    • Doug Gray

      It’s already public as to how the zone is calculated for all of the PitchF/X – Gameday – Fox Trax – ESPN K Zone (they are all the exact same system that is just named differently for where it appears).

      • lwblogger2

        Ah… I had thought they were all proprietary. That eliminates some of my concerns.

  14. Red April

    I prefer to think this is an “exciting” time in baseball.

  15. Jeremy Conley

    I’ve proposed this middle ground: Move the umpires a few feet around the catcher to get a better angle, and have them call high or low. This part would be difficult for a computer because each hitter has different proportions and a different stance. Then have a light go on for whether the ball actually crossed the plate, which is much easier for a computer to do.

    This way, umpires don’t lose their jobs, and there’s still a guy there to call safe and out calls at home. At the same time, hitters and pitchers will get a consistent strikezone over the plate, and there won’t be any ejections etc for people yelling at the ump when he clearly misses one.

    • renbutler

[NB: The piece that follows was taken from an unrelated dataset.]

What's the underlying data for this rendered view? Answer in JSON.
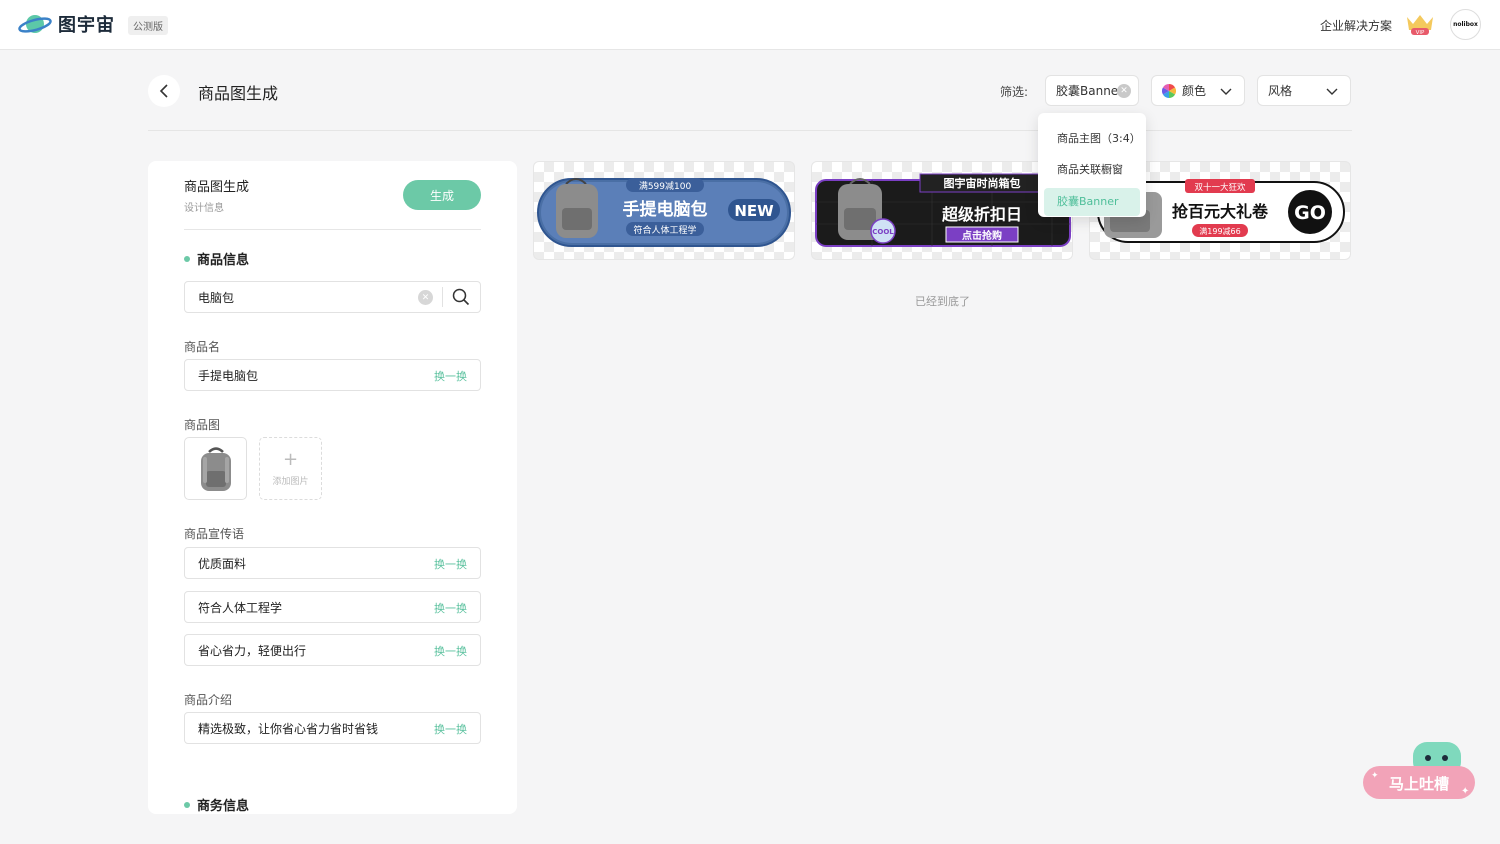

      The electronic trackers supposedly adjust for batter height. Each batter is programmed into the system to determine the upper and lower extent of their strike zones. You might notice on Gameday or in the Fox Box that the height of the box is ever so slightly shorter or taller for different players.

      Phillips crouches so much that his box is smaller than most other players.

      • Jeremy Conley

        Yeah, but I think that without putting trackers in people’s uniforms or something, a human with a good angle is probably more accurate since the strike zone sets at a particular time etc.

        Plus it has the benefit of keeping an umpire at home plate.

      • renbutler

        See my post below (from 3:04 pm) for a list of other rulings that would keep the ump at home plate.

  16. Nick Doran

    I support using the PITCHf/x system to call balls and strikes. It is already installed in all 30 ballparks and is much more accurate and consistent than human umpires. As technology advances the calls will get more and more precise every year. Just get the calls right!

    • renbutler

      I can live with that. We would still need home-plate umps to call fair/foul (in the infield), swinging strikes, catcher’s interference, hit batsmen, outs in foul territory, and of course plays at the plate. Probably a dozen other things I’m forgetting.

      I’d think that umps would generally support this, but they’re probably too proud and fearful of being replaced altogether.

  17. Art Wayne Austin

    Let siri call the outside corner, The ump leans into the inside corner, altho missing an occassional one, but his accuracy would improve if he didn’t have to worry about the outside black.

  18. Mark Elliott

    Here’s an idea – Pull all the umpires off the field and put them behind computer screens. Use the K zone to call balls and strikes. Put RFID chips (look it up) in gloves, balls, home run walls, foul poles, bases and shoes and let the computer call double plays, home runs and everything else. With the technology available today it is possible to take almost 100% of the human factor out of umpiring. Teams could also collect mountains of data that Marty and the Reds wouldn’t use and that the Cardinals would hack out of everyone’s servers.